The author thanks two referees for providing useful comments. The author also thanks Prof. M. Lippman at the University of Miami for comments on the first drafts of the manuscript, his friend Dr. L. McVicker for reading it and improving the presentation style, and his friend Dr. N. Ianuale who introduced him to the anthropic principle during their recent philosophical discussion.
Dorsch, M. P., Farris, K. B., Bleske, B. E., and Koelling, T. M. (2015). A web application for self-monitoring improves symptoms in chronic systolic heart failure. Telemed. J. E Health 21: 267–270. doi:10.1089/tmj.2014.0095
Lorenz, J., Rauhut, H., Schweitzer, F., and Helbing, D. (2011). How social influence can undermine the wisdom of crowd effect. Proc. Natl. Acad. Sci. U.S.A. 108: 9020–9025. doi:10.1073/pnas.1008636108
Payne, H. E., Lister, C., West, J. H., and Bernhardt, J. M. (2015). Behavioral functionality of mobile apps in health interventions: a systematic review of the literature. J. Med. Internet Res. 3: e20. doi:10.2196/mhealth.3335
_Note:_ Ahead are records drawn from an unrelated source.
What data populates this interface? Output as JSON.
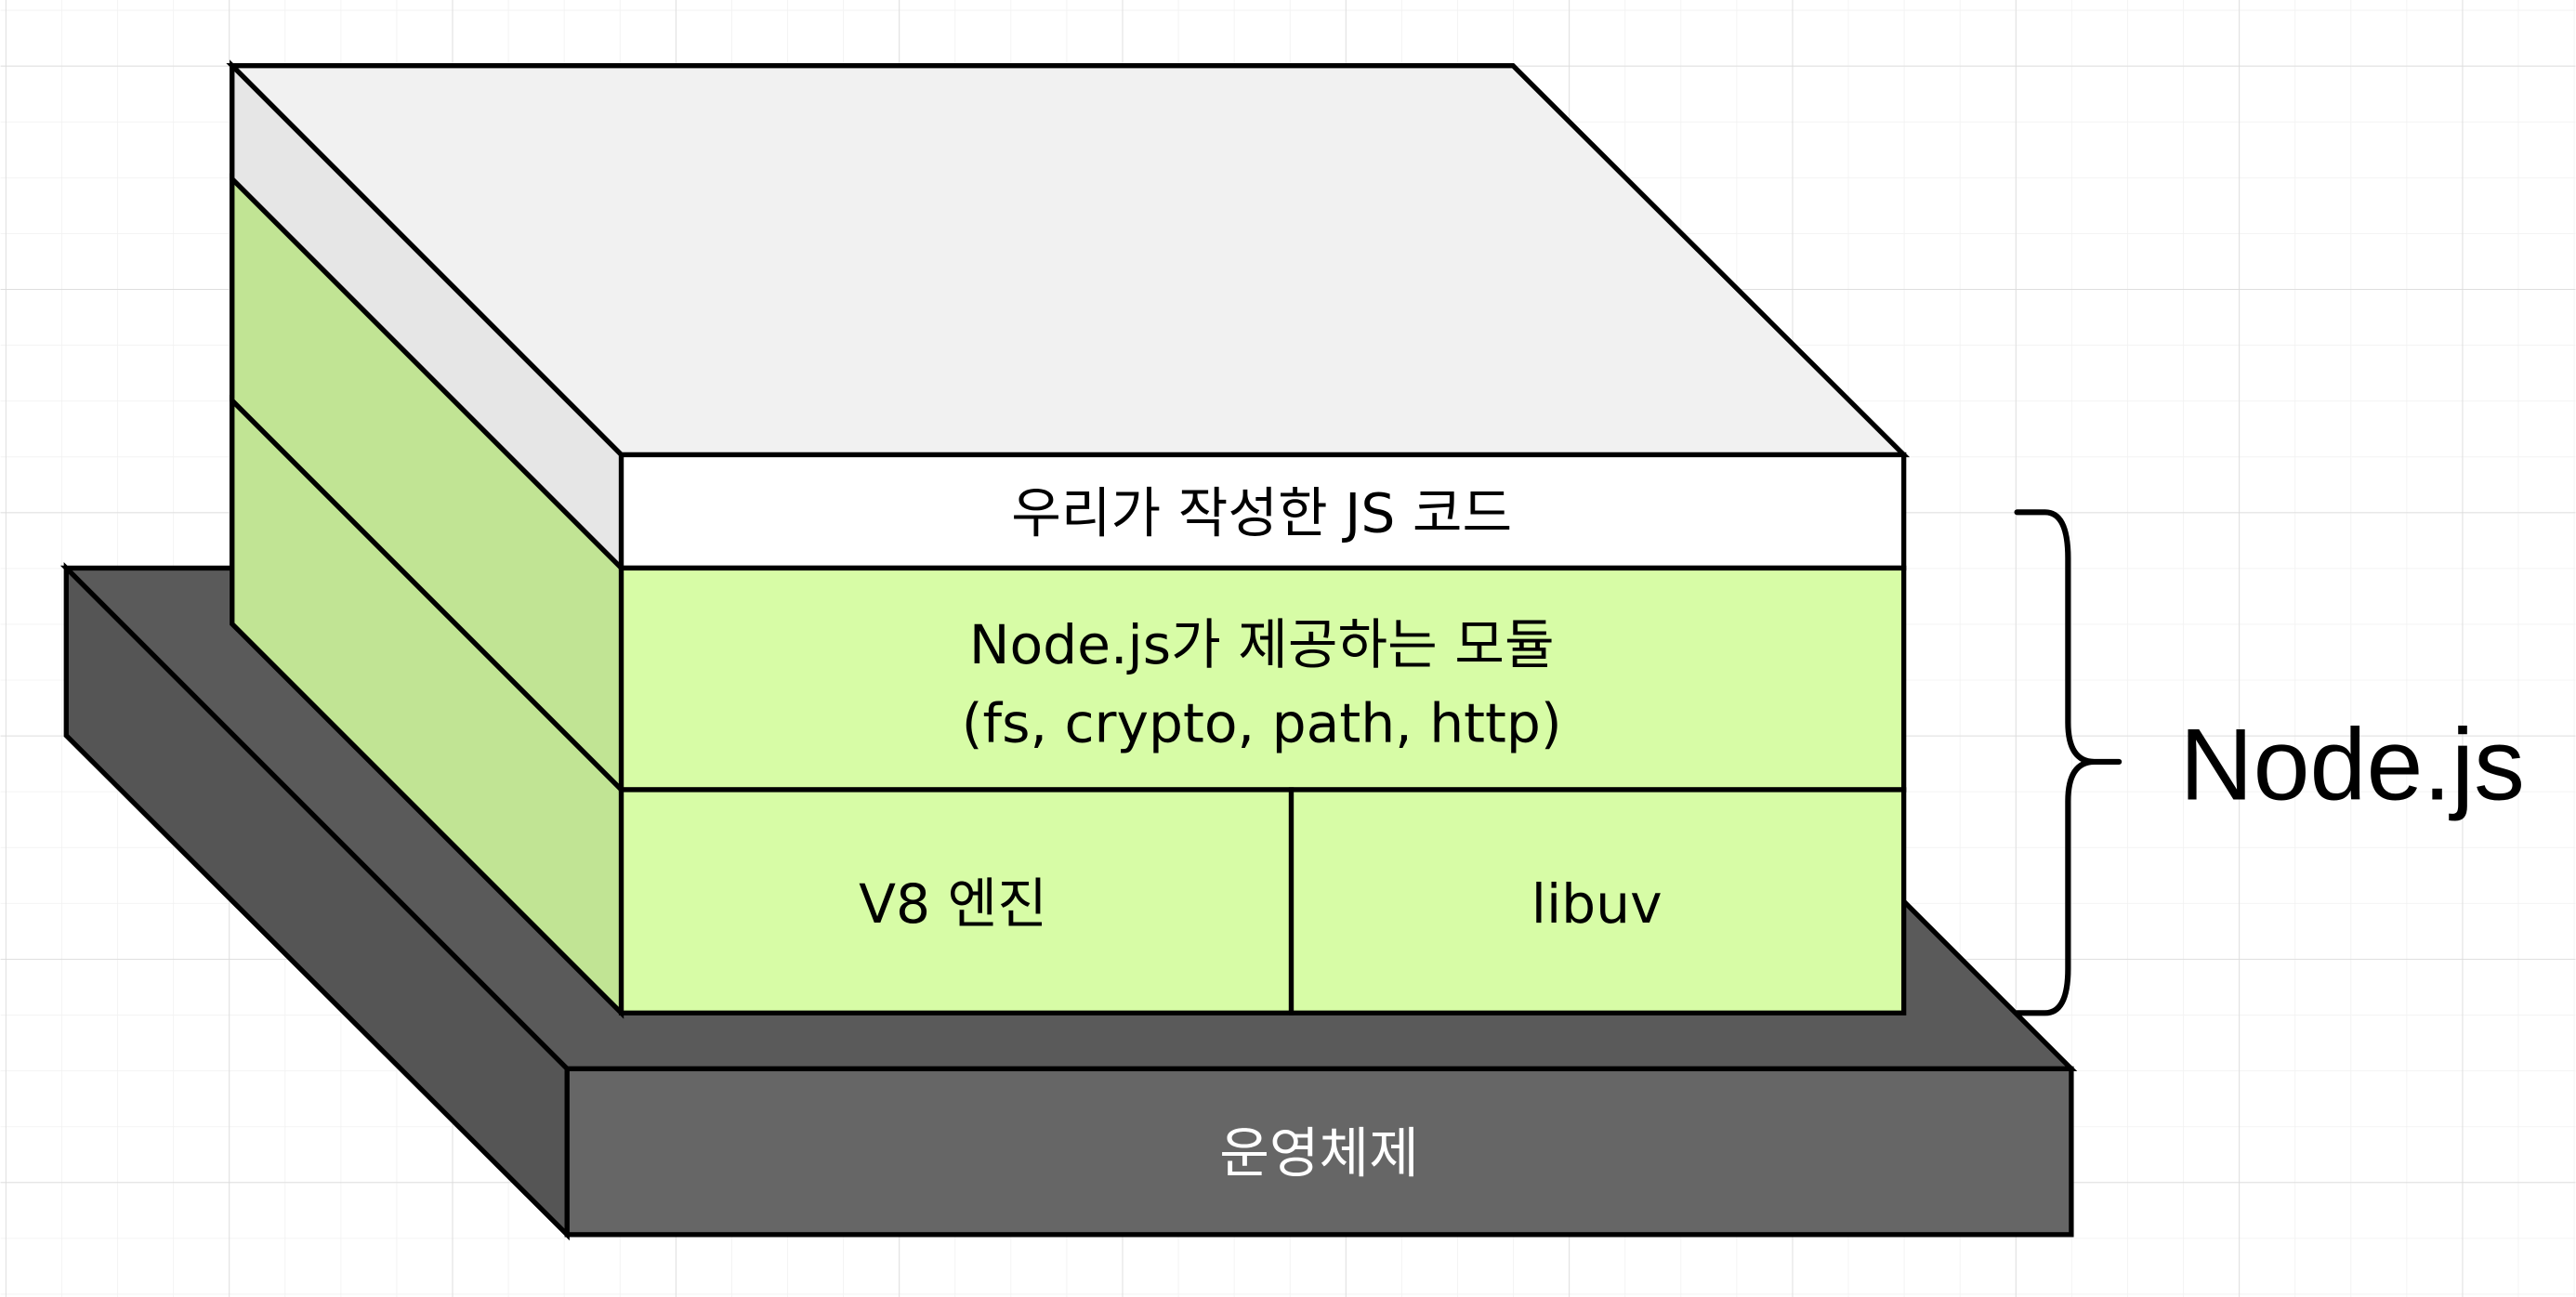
{
  "diagram": {
    "layers": {
      "user_code": "우리가 작성한 JS 코드",
      "modules_line1": "Node.js가 제공하는 모듈",
      "modules_line2": "(fs, crypto, path, http)",
      "v8": "V8 엔진",
      "libuv": "libuv",
      "os": "운영체제"
    },
    "brace_label": "Node.js",
    "colors": {
      "top_face": "#f1f1f1",
      "white_side": "#e6e6e6",
      "green_front": "#d7fca6",
      "green_side": "#c1e494",
      "os_front": "#666666",
      "os_top": "#5a5a5a",
      "os_side": "#555555",
      "grid_minor": "#f2f2f2",
      "grid_major": "#dcdcdc"
    }
  }
}
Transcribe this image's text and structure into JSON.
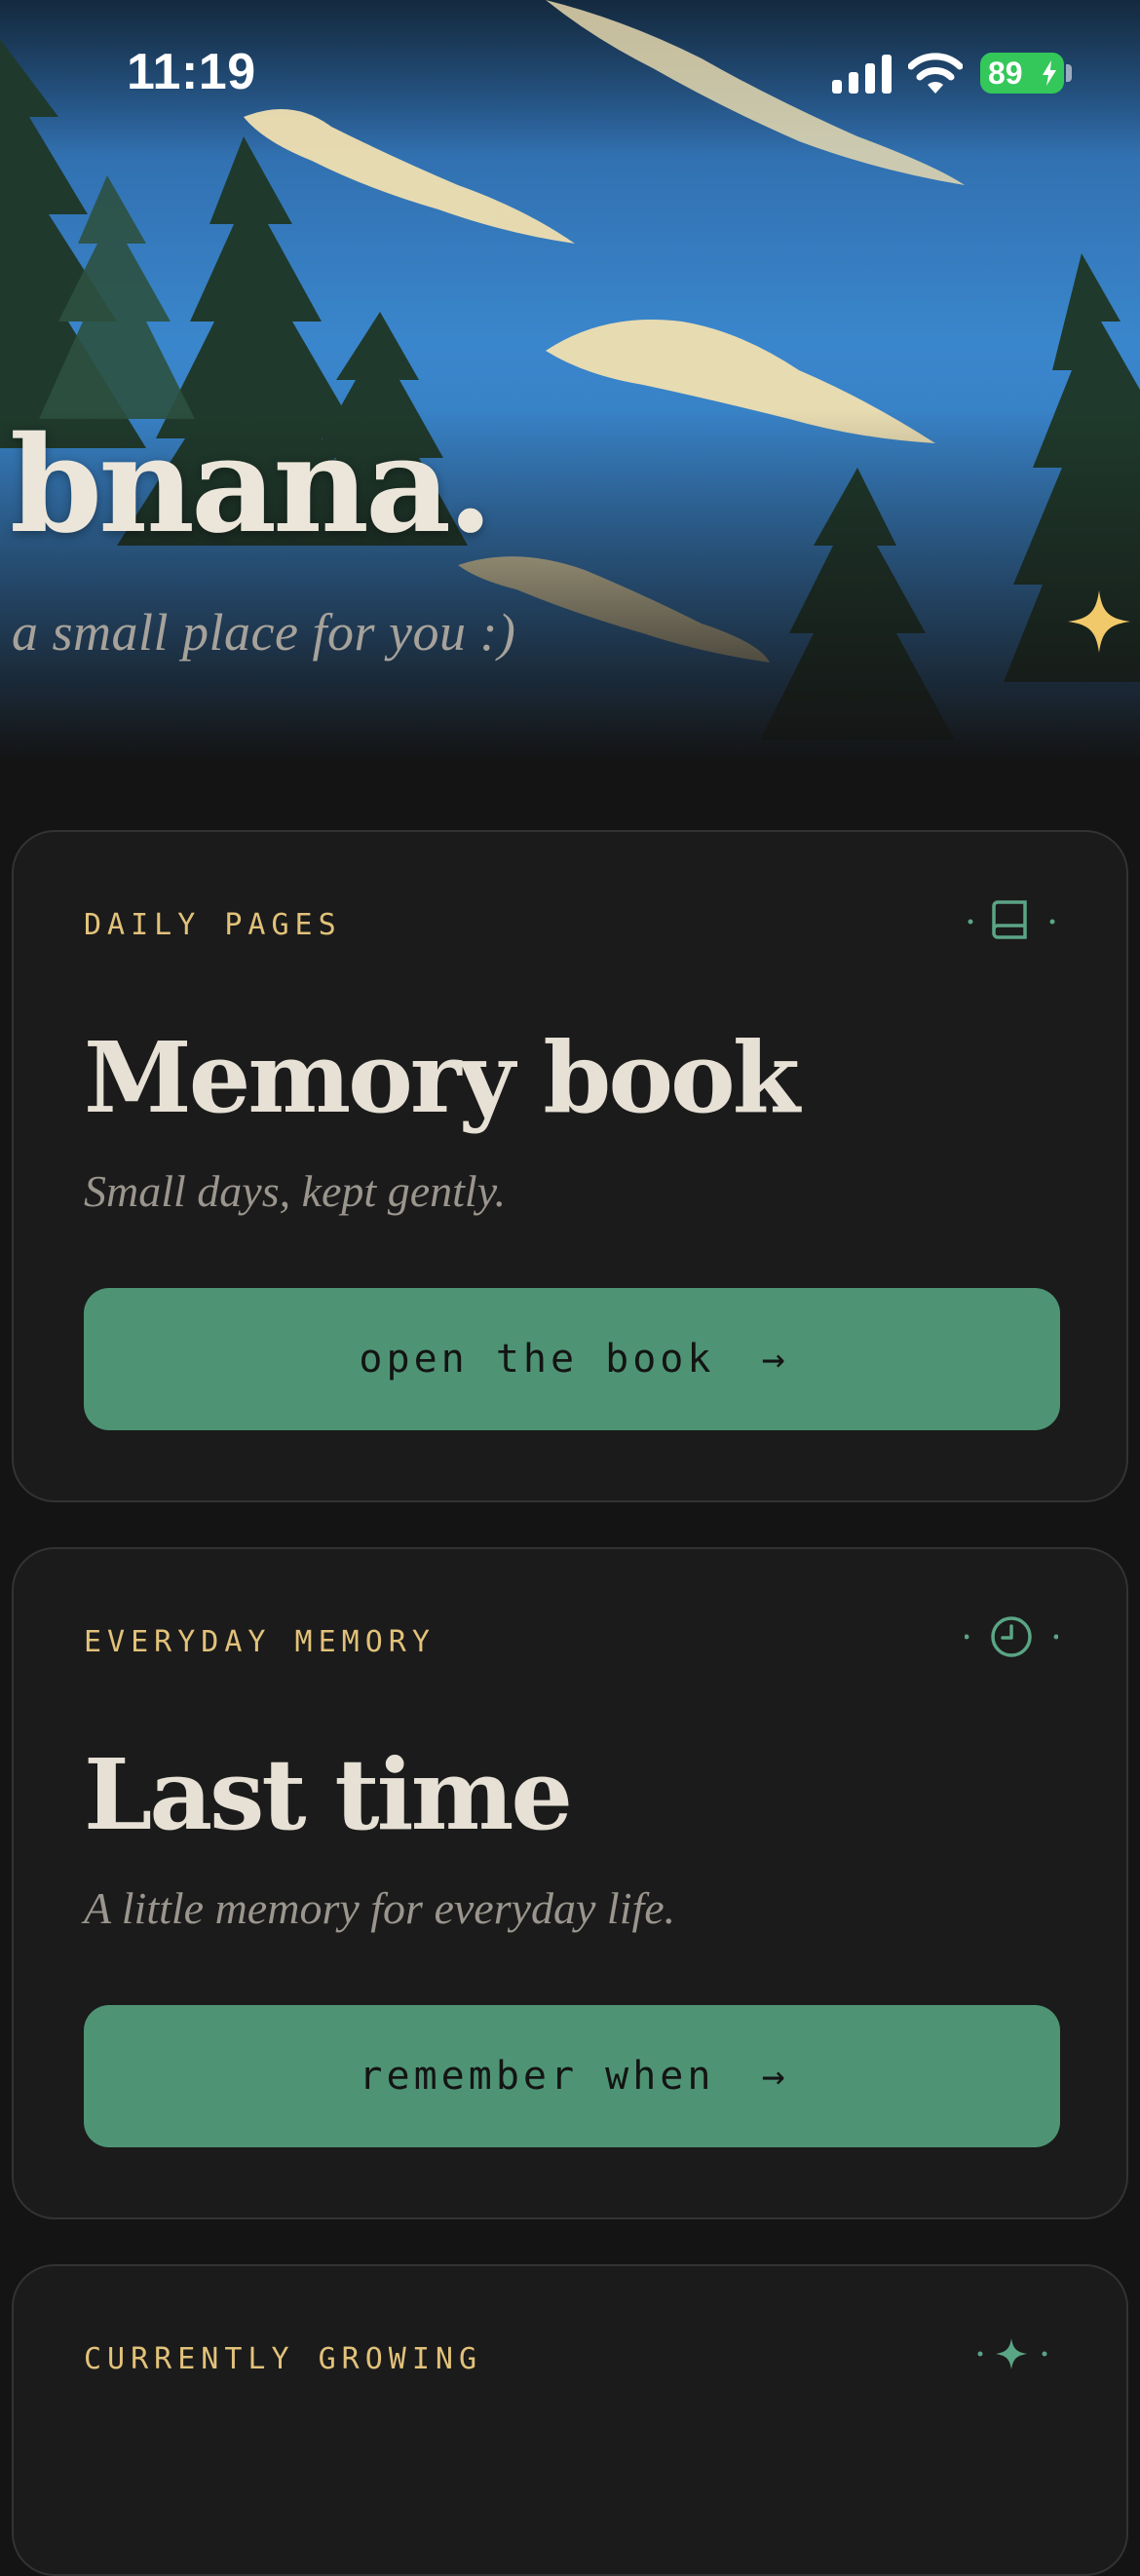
{
  "status_bar": {
    "time": "11:19",
    "battery_level": "89",
    "battery_charging": true,
    "icons": [
      "signal-icon",
      "wifi-icon",
      "battery-icon"
    ]
  },
  "hero": {
    "title": "bnana.",
    "subtitle": "a small place for you :)",
    "decoration_icon": "sparkle-icon"
  },
  "cards": [
    {
      "eyebrow": "DAILY PAGES",
      "icon": "book-icon",
      "title": "Memory book",
      "subtitle": "Small days, kept gently.",
      "button_label": "open the book",
      "button_arrow": "→"
    },
    {
      "eyebrow": "EVERYDAY MEMORY",
      "icon": "clock-icon",
      "title": "Last time",
      "subtitle": "A little memory for everyday life.",
      "button_label": "remember when",
      "button_arrow": "→"
    },
    {
      "eyebrow": "CURRENTLY GROWING",
      "icon": "sparkle-icon"
    }
  ],
  "colors": {
    "background": "#141414",
    "card_background": "#1b1b1b",
    "accent_green": "#4e9474",
    "eyebrow_gold": "#e2c27a",
    "title_cream": "#e6e0d5",
    "icon_green": "#5aa585",
    "sky_blue": "#3b82c4",
    "battery_green": "#34c759"
  }
}
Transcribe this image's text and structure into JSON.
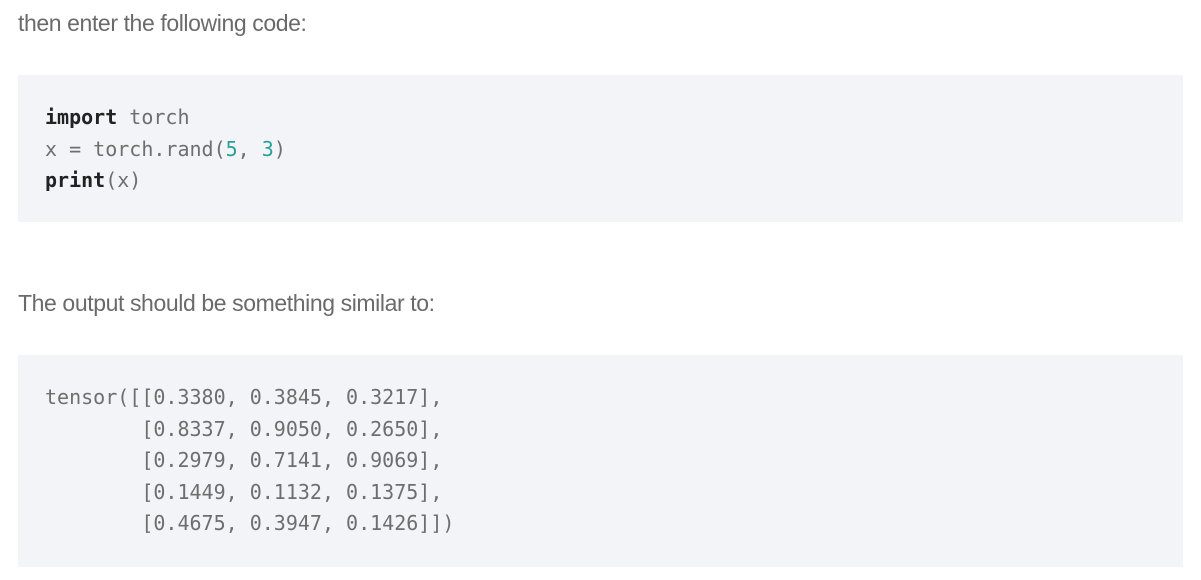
{
  "intro_text": "then enter the following code:",
  "code_input": {
    "line1": {
      "keyword": "import",
      "rest": " torch"
    },
    "line2": {
      "prefix": "x = torch.rand(",
      "num1": "5",
      "sep": ", ",
      "num2": "3",
      "suffix": ")"
    },
    "line3": {
      "keyword": "print",
      "rest": "(x)"
    }
  },
  "output_intro_text": "The output should be something similar to:",
  "code_output": {
    "lines": [
      "tensor([[0.3380, 0.3845, 0.3217],",
      "        [0.8337, 0.9050, 0.2650],",
      "        [0.2979, 0.7141, 0.9069],",
      "        [0.1449, 0.1132, 0.1375],",
      "        [0.4675, 0.3947, 0.1426]])"
    ]
  }
}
Sepah, S. C., Jiang, L., and Peters, A. L. (2015). Long-term outcomes of a web-based diabetes prevention program: 2-year results of a single-arm longitudinal study. J. Med. Internet Res. 17: e92. doi:10.2196/jmir.4052
Webb, T. L., Joseph, J., Yardley, L., and Michie, S. (2010). Using the Internet to promote health behavior change: a systematic review and meta-analysis of the impact of theoretical basis, use of behavior change techniques, and mode of delivery on efficacy. J. Med. Internet Res. 12: e4. doi:10.2196/jmir.1376
Keywords: digital medicine, big data, social influence, collective sensing, Internet
Citation: Capobianco E (2015) On Digital Therapeutics. Front. Digit. Humanit. 2:6. doi: 10.3389/fdigh.2015.00006
Received: 23 July 2015; Accepted: 26 October 2015;
Published: 10 November 2015
Edited by:Martin Atzmueller, University of Kassel, Germany
Reviewed by:David Garcia, ETH Zürich, Switzerland
Copyright: © 2015 Capobianco. This is an open-access article distributed under the terms of the Creative Commons Attribution License (CC BY). The use, distribution or reproduction in other forums is permitted, provided the original author(s) or licensor are credited and that the original publication in this journal is cited, in accordance with accepted academic practice. No use, distribution or reproduction is permitted which does not comply with these terms.
*Correspondence: Enrico Capobianco, firstname.lastname@example.org